- Opening Delimiter -

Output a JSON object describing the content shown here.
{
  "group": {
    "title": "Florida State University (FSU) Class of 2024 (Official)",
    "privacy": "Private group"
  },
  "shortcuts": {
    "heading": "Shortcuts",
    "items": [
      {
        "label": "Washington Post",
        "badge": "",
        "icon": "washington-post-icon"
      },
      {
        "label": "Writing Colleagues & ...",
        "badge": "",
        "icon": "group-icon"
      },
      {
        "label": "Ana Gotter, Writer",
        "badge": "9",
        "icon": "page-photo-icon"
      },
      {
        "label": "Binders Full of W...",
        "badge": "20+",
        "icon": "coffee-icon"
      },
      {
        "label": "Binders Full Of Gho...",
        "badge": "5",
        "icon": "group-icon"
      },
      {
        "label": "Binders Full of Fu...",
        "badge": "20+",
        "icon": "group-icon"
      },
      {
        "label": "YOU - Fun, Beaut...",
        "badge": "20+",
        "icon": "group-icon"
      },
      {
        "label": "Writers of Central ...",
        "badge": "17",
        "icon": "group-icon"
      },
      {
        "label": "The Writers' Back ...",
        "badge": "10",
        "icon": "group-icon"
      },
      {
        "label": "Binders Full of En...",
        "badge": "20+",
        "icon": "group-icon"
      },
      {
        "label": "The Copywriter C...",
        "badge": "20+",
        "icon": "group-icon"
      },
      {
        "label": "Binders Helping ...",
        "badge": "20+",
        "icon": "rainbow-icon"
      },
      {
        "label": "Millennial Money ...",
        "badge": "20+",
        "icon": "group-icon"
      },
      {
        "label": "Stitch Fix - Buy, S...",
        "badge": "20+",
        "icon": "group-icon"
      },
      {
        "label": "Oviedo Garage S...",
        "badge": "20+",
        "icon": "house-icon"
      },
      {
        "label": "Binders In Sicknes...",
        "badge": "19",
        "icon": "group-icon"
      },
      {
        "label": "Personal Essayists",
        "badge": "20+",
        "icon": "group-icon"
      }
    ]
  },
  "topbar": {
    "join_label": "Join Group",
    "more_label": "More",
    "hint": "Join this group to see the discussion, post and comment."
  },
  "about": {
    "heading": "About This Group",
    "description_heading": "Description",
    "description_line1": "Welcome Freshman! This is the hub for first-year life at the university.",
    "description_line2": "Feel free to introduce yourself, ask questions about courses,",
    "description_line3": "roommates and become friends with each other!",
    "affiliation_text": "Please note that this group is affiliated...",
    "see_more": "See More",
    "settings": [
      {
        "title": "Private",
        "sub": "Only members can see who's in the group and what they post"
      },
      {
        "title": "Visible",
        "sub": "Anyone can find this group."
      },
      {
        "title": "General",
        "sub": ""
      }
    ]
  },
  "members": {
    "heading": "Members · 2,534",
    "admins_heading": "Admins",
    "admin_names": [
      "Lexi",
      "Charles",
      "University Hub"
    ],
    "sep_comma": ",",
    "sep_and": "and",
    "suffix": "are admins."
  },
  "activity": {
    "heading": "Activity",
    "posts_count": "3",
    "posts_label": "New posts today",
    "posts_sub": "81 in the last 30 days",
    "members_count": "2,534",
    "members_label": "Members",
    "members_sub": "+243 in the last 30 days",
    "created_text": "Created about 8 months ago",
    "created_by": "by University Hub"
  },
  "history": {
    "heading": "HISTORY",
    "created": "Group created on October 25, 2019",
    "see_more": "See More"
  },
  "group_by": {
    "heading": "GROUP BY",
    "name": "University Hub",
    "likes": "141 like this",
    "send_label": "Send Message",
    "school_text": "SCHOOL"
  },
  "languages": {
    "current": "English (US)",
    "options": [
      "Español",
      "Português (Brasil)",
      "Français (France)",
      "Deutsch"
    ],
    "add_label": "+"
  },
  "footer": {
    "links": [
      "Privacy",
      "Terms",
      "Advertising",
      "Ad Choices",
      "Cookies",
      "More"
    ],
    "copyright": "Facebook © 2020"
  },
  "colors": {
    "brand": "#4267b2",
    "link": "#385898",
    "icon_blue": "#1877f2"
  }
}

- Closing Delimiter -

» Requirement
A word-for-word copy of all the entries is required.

» Your solution
Output a JSON object describing the content shown here.
{
  "group": {
    "title": "Florida State University (FSU) Class of 2024 (Official)",
    "privacy": "Private group"
  },
  "shortcuts": {
    "heading": "Shortcuts",
    "items": [
      {
        "label": "Washington Post",
        "badge": "",
        "icon": "washington-post-icon"
      },
      {
        "label": "Writing Colleagues & ...",
        "badge": "",
        "icon": "group-icon"
      },
      {
        "label": "Ana Gotter, Writer",
        "badge": "9",
        "icon": "page-photo-icon"
      },
      {
        "label": "Binders Full of W...",
        "badge": "20+",
        "icon": "coffee-icon"
      },
      {
        "label": "Binders Full Of Gho...",
        "badge": "5",
        "icon": "group-icon"
      },
      {
        "label": "Binders Full of Fu...",
        "badge": "20+",
        "icon": "group-icon"
      },
      {
        "label": "YOU - Fun, Beaut...",
        "badge": "20+",
        "icon": "group-icon"
      },
      {
        "label": "Writers of Central ...",
        "badge": "17",
        "icon": "group-icon"
      },
      {
        "label": "The Writers' Back ...",
        "badge": "10",
        "icon": "group-icon"
      },
      {
        "label": "Binders Full of En...",
        "badge": "20+",
        "icon": "group-icon"
      },
      {
        "label": "The Copywriter C...",
        "badge": "20+",
        "icon": "group-icon"
      },
      {
        "label": "Binders Helping ...",
        "badge": "20+",
        "icon": "rainbow-icon"
      },
      {
        "label": "Millennial Money ...",
        "badge": "20+",
        "icon": "group-icon"
      },
      {
        "label": "Stitch Fix - Buy, S...",
        "badge": "20+",
        "icon": "group-icon"
      },
      {
        "label": "Oviedo Garage S...",
        "badge": "20+",
        "icon": "house-icon"
      },
      {
        "label": "Binders In Sicknes...",
        "badge": "19",
        "icon": "group-icon"
      },
      {
        "label": "Personal Essayists",
        "badge": "20+",
        "icon": "group-icon"
      }
    ]
  },
  "topbar": {
    "join_label": "Join Group",
    "more_label": "More",
    "hint": "Join this group to see the discussion, post and comment."
  },
  "about": {
    "heading": "About This Group",
    "description_heading": "Description",
    "description_line1": "Welcome Freshman! This is the hub for first-year life at the university.",
    "description_line2": "Feel free to introduce yourself, ask questions about courses,",
    "description_line3": "roommates and become friends with each other!",
    "affiliation_text": "Please note that this group is affiliated...",
    "see_more": "See More",
    "settings": [
      {
        "title": "Private",
        "sub": "Only members can see who's in the group and what they post"
      },
      {
        "title": "Visible",
        "sub": "Anyone can find this group."
      },
      {
        "title": "General",
        "sub": ""
      }
    ]
  },
  "members": {
    "heading": "Members · 2,534",
    "admins_heading": "Admins",
    "admin_names": [
      "Lexi",
      "Charles",
      "University Hub"
    ],
    "sep_comma": ",",
    "sep_and": "and",
    "suffix": "are admins."
  },
  "activity": {
    "heading": "Activity",
    "posts_count": "3",
    "posts_label": "New posts today",
    "posts_sub": "81 in the last 30 days",
    "members_count": "2,534",
    "members_label": "Members",
    "members_sub": "+243 in the last 30 days",
    "created_text": "Created about 8 months ago",
    "created_by": "by University Hub"
  },
  "history": {
    "heading": "HISTORY",
    "created": "Group created on October 25, 2019",
    "see_more": "See More"
  },
  "group_by": {
    "heading": "GROUP BY",
    "name": "University Hub",
    "likes": "141 like this",
    "send_label": "Send Message",
    "school_text": "SCHOOL"
  },
  "languages": {
    "current": "English (US)",
    "options": [
      "Español",
      "Português (Brasil)",
      "Français (France)",
      "Deutsch"
    ],
    "add_label": "+"
  },
  "footer": {
    "links": [
      "Privacy",
      "Terms",
      "Advertising",
      "Ad Choices",
      "Cookies",
      "More"
    ],
    "copyright": "Facebook © 2020"
  },
  "colors": {
    "brand": "#4267b2",
    "link": "#385898",
    "icon_blue": "#1877f2"
  }
}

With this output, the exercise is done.